Hey there… It's nice to see you here. So, are you planning a trek to some unknown place after being stuck at home for almost 2 years due to this tiny virus? Don’t worry, this will be over soon and we will be able to travel again. Till then, let’s gather resources and knowledge about the places we want to visit.
Last week, I shared with you Part 1 of the Treks in Ladakh that you can undertake. Today, I will share with you 5 more such treks in Ladakh.
Keep reading to find out more…
Lamayuru to Stok Kangri
Altitude: 6150 m
Duration: 12 days
Best season to visit: Mid June - September
Hands-down one of the best treks in Ladakh if you love the view of snow-covered peaks along your trek. This trek takes you to the Stok summit through barren lands and green meadows and offers unparalleled views of the Stok summit and the sunlit Zanskar and Karakoram peaks along the way. This trek is also famous for traversing through some of the most unseen parts of Ladakh.
The trek starts at the ancient monastery of Lamayuru which is approximately 120 km from Leh.
Altitude: 3850 m
Duration: 9 days
Best season to visit: Mid January – February
Probably one of the most popular and slightly more trodden treks among all the high altitude treks in India. At temperatures as low as -35 degrees Celcius, the Zanskar river (Tsarap river) freezes and forms a sheet of ice over the flowing river. You can only undertake the trek as long as the ice sheet is thick enough to walk on it and as such, it is open for a very brief period each year. Undertaking this trek and enjoying it requires a whole different level of preparation from your end. Walking in the frozen river at times is just sliding over the ice sheet and is pretty difficult. This difficulty is further enhanced by the intense cold. But the chilly experience, and beautiful sights of the frozen river and the Shanti Stupa make the experience of trekking all the more exciting.

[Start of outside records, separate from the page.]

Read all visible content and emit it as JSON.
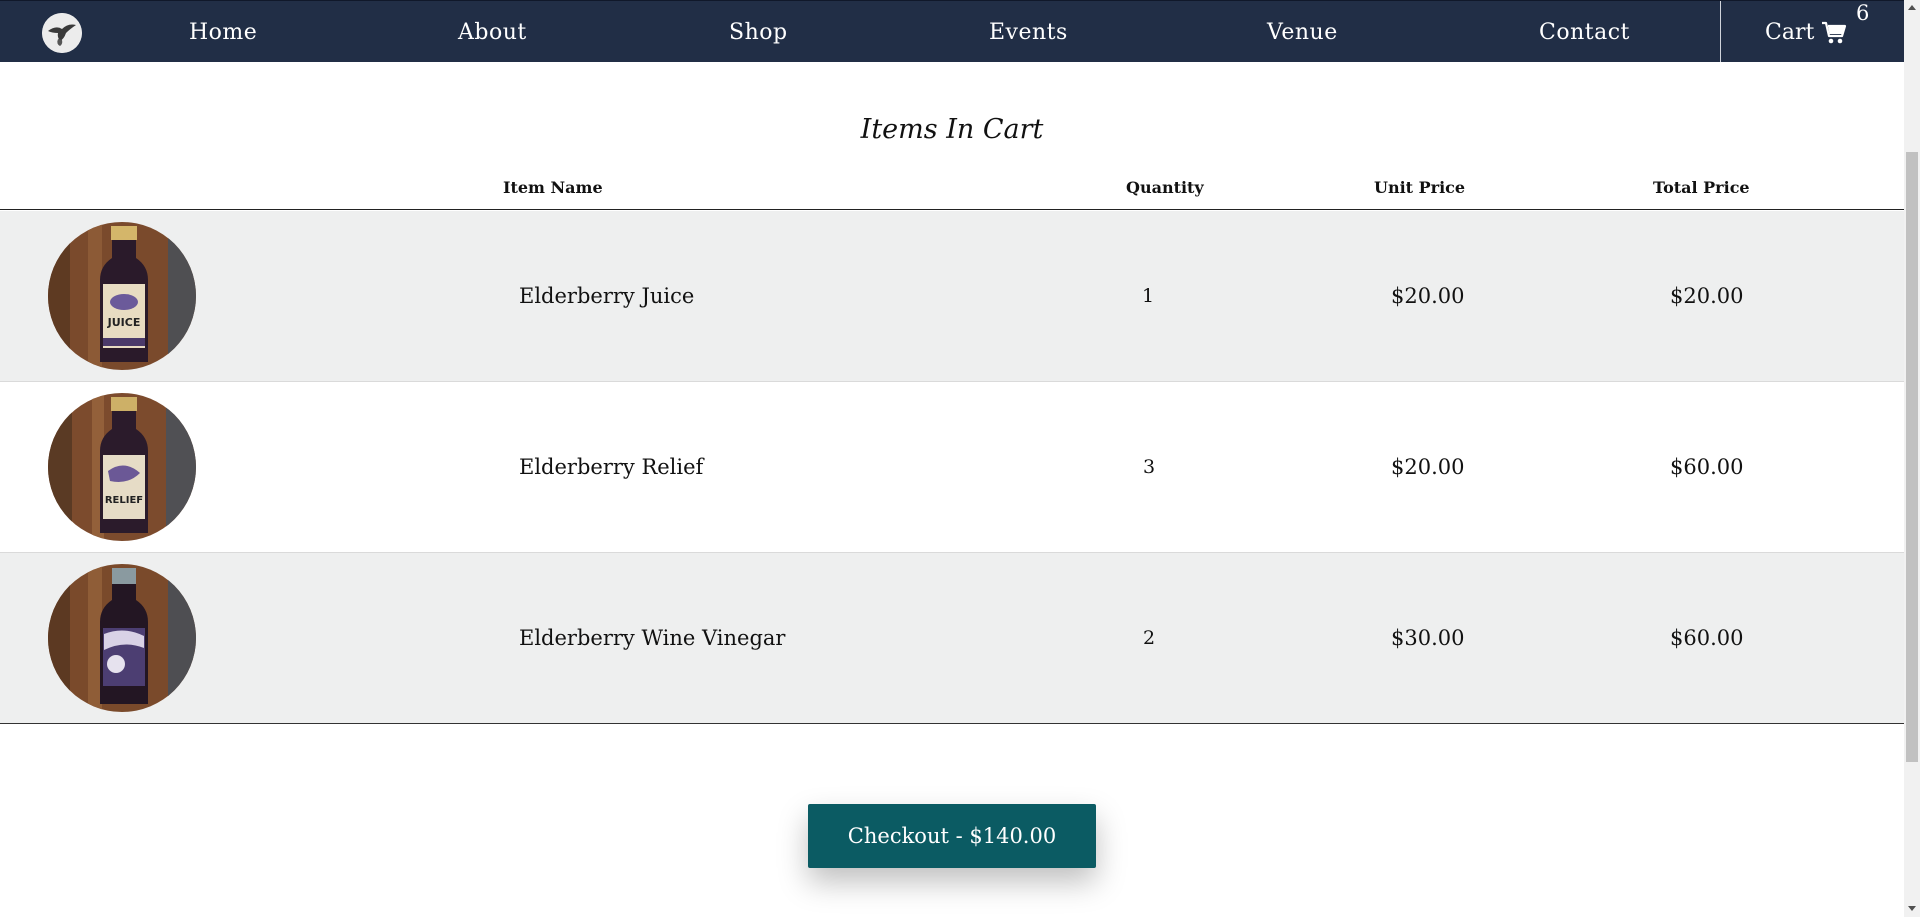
{
  "nav": {
    "items": [
      {
        "label": "Home"
      },
      {
        "label": "About"
      },
      {
        "label": "Shop"
      },
      {
        "label": "Events"
      },
      {
        "label": "Venue"
      },
      {
        "label": "Contact"
      }
    ],
    "cart_label": "Cart",
    "cart_count": "6",
    "logo_icon": "bird-logo-icon",
    "cart_icon": "shopping-cart-icon",
    "bar_color": "#212e46"
  },
  "cart": {
    "title": "Items In Cart",
    "columns": {
      "item_name": "Item Name",
      "quantity": "Quantity",
      "unit_price": "Unit Price",
      "total_price": "Total Price"
    },
    "items": [
      {
        "name": "Elderberry Juice",
        "quantity": "1",
        "unit_price": "$20.00",
        "total_price": "$20.00",
        "label_text": "JUICE"
      },
      {
        "name": "Elderberry Relief",
        "quantity": "3",
        "unit_price": "$20.00",
        "total_price": "$60.00",
        "label_text": "RELIEF"
      },
      {
        "name": "Elderberry Wine Vinegar",
        "quantity": "2",
        "unit_price": "$30.00",
        "total_price": "$60.00",
        "label_text": ""
      }
    ]
  },
  "checkout": {
    "label": "Checkout - $140.00",
    "color": "#0b5b63"
  }
}
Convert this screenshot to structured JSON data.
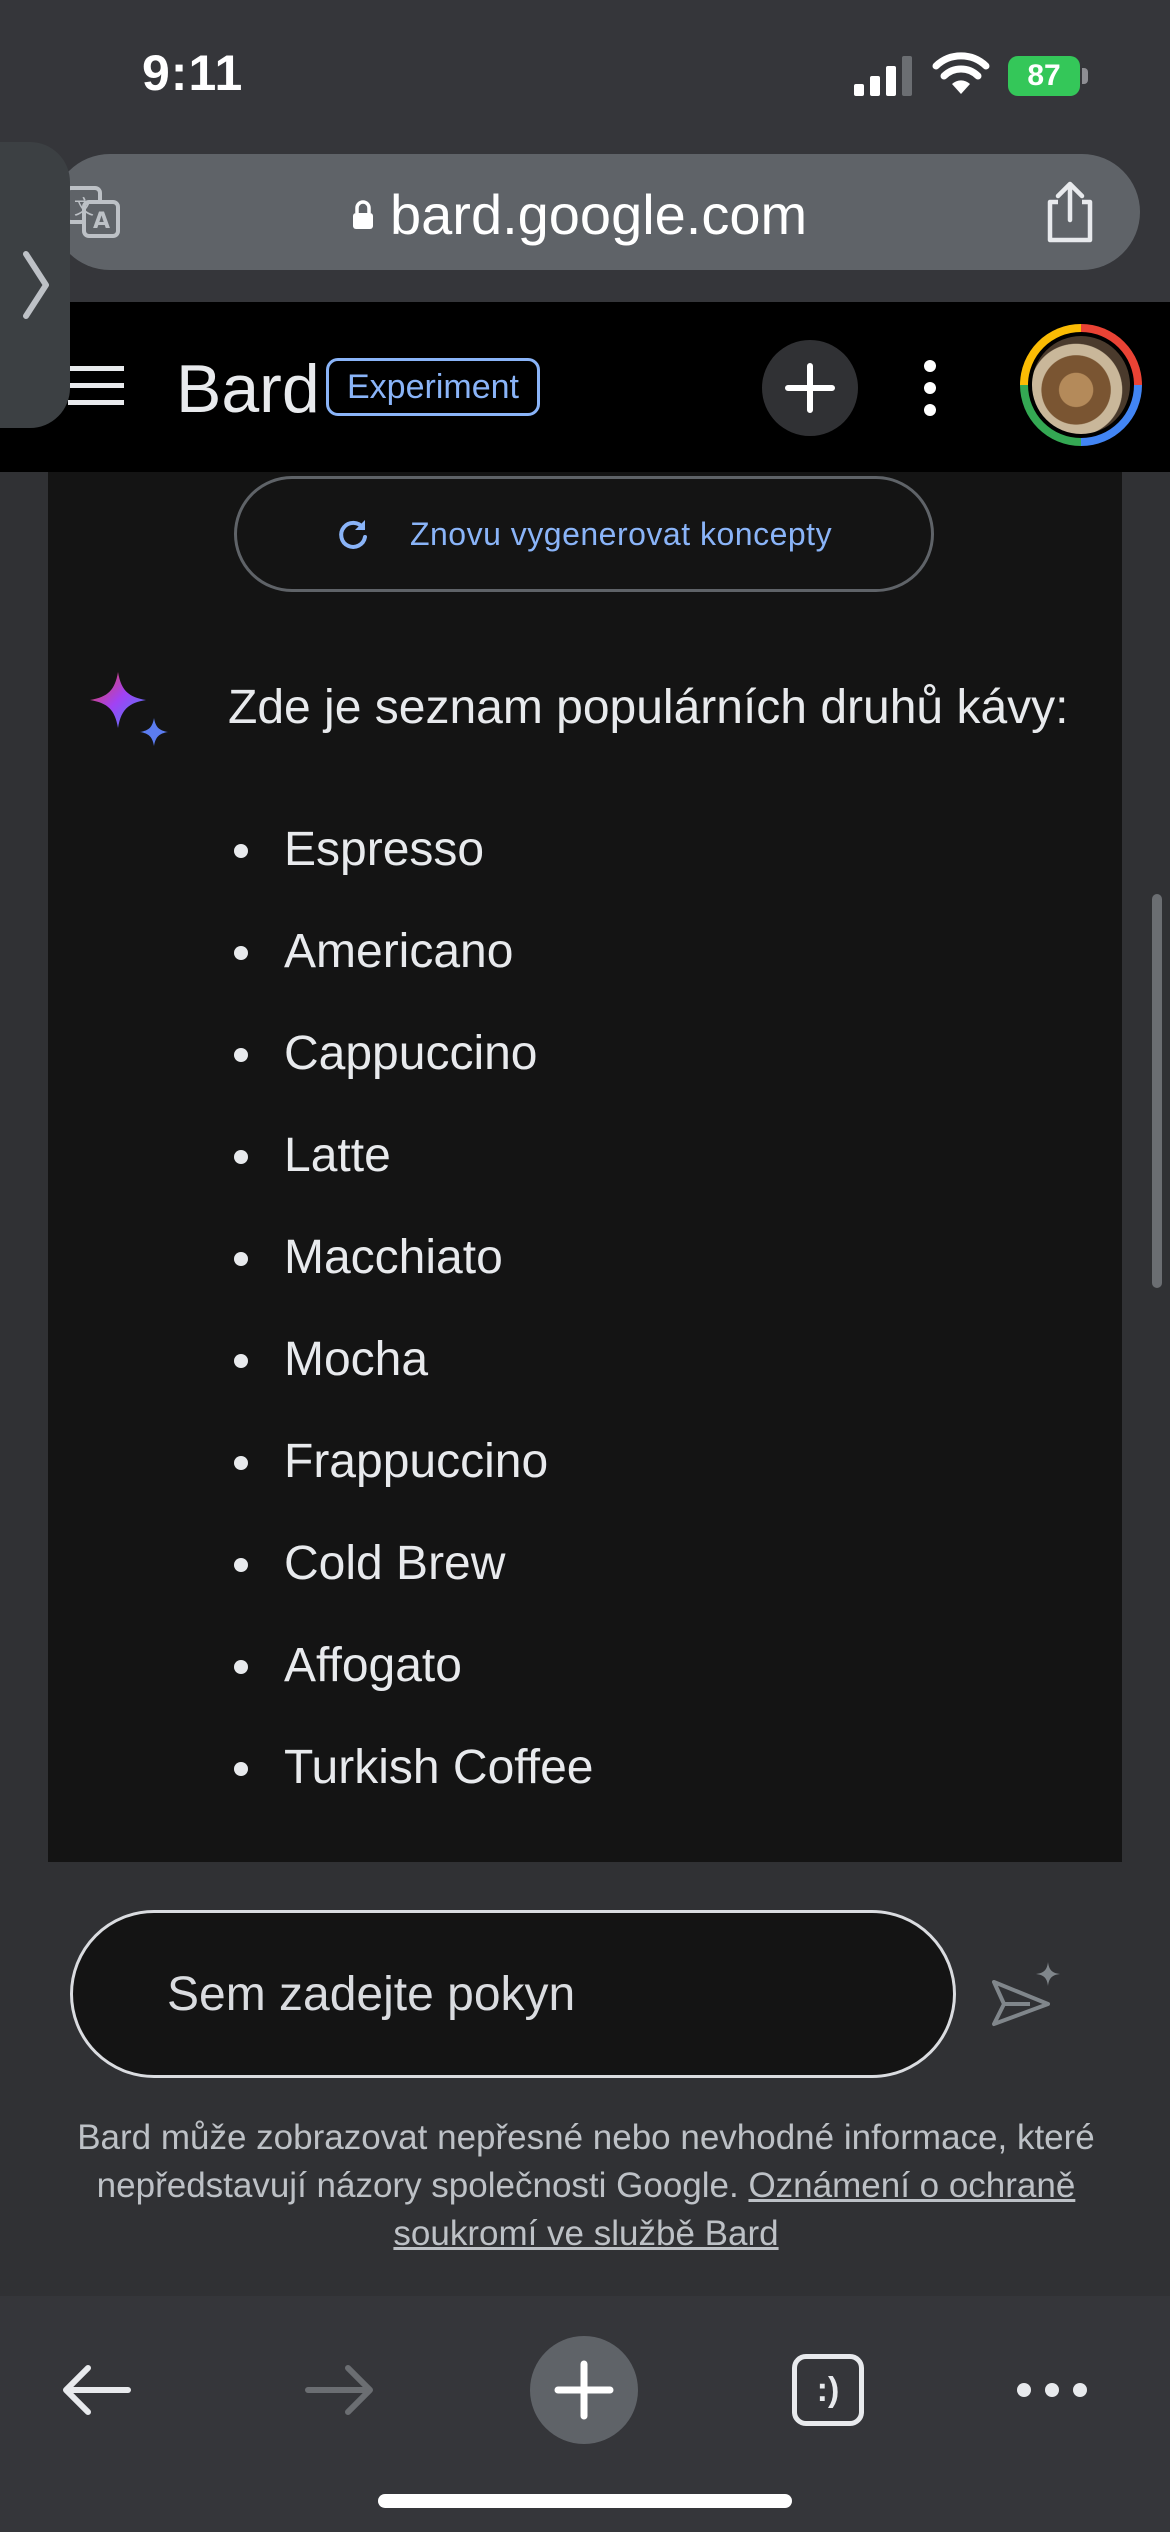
{
  "status_bar": {
    "time": "9:11",
    "battery_level": "87"
  },
  "browser": {
    "url": "bard.google.com",
    "icons": {
      "translate": "translate-icon",
      "lock": "lock-icon",
      "share": "share-icon",
      "side_panel": "chevron-right-icon"
    }
  },
  "header": {
    "brand": "Bard",
    "badge": "Experiment",
    "icons": {
      "menu": "menu-icon",
      "new_chat": "plus-icon",
      "more": "more-vert-icon",
      "avatar": "avatar"
    }
  },
  "response": {
    "regenerate_label": "Znovu vygenerovat koncepty",
    "intro": "Zde je seznam populárních druhů kávy:",
    "items": [
      "Espresso",
      "Americano",
      "Cappuccino",
      "Latte",
      "Macchiato",
      "Mocha",
      "Frappuccino",
      "Cold Brew",
      "Affogato",
      "Turkish Coffee"
    ]
  },
  "prompt": {
    "placeholder": "Sem zadejte pokyn",
    "value": ""
  },
  "disclaimer": {
    "text": "Bard může zobrazovat nepřesné nebo nevhodné informace, které nepředstavují názory společnosti Google. ",
    "link": "Oznámení o ochraně soukromí ve službě Bard"
  },
  "toolbar": {
    "tabs_label": ":)",
    "icons": {
      "back": "arrow-left-icon",
      "forward": "arrow-right-icon",
      "new_tab": "plus-icon",
      "tabs": "tabs-icon",
      "more": "more-horiz-icon"
    }
  },
  "colors": {
    "accent_blue": "#8ab4f8",
    "battery_green": "#34c759",
    "header_bg": "#000000",
    "content_bg": "#141414",
    "chrome_bg": "#35363a"
  }
}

Words of advice: Take the Chadar trek seriously and go with an experienced trekking guide. Take more warm clothes than you think necessary as the cold is a bit too much there, and with the presence of water, you never know when you need a second pair of clothes. Finally, be physically fit enough to undertake the trek and condition yourself beforehand.
Jhunglam Hemis To Padum Trek
Altitude: 5200 m
Duration: 12 days
Best season to visit: August – October
This trek is a bit longer and goes via the mesmerizing monasteries of Hemis and Latza Kongmaru and then passes through Zalung Karpo La, Tilat Sumdo, Zangla Sumdo, and then ends at Padum. This trek includes several river crossings, which make the trek tough. Moreover, the changing altitude throughout the route mandates constant acclimatization on the move.
Kang Yatse and Dzo Jongo Trek
Altitude: 6200 m
Duration: 13 days
Best season to visit: July – September
To enjoy the true thrill and adventure of Ladakh trekking, this 13-day trek is highly recommended, but this trek is a bit tough for beginners and is only recommended for seasoned or professional trekkers. The spectacular views of Zanskar and Stok range from the Ganda La pass, the camping en route, the view of the wildlife at Hemis National Park, hiking through valleys, and visiting spellbinding monasteries make this trek a wonderful experience for trekkers indulging in this particular feat of trekking in Ladakh. In addition to the difficult terrain, this trek requires a lot of acclimatization, and the first 6 days of the 13-day trek are spent acclimatizing while on the move.
Snow Leopard Trek
Altitude: 3000 m
Duration: 8 days
Best season to visit: Mid November – Mid March
The rugged mountains and stretches of terrains that the trek passes through are a part of the Hemis National Park, one of the very few places where the Snow leopard (ghost cat) is found.
If you are planning for trekking to Ladakh, and you are physically fit and have hiked up the rough terrains that venture into the unknown, the snow leopard trek is an experience you ought to add to your list.
This trek starts and ends at Leh with the basecamp at Zingchen. The route comprises of frozen paths through vibrant flora & fauna and is sure to give you that much-needed adrenaline rush. So, what do you think of Ladakh now? Is it a barren desert or nature's treasure trove?
Do let me know...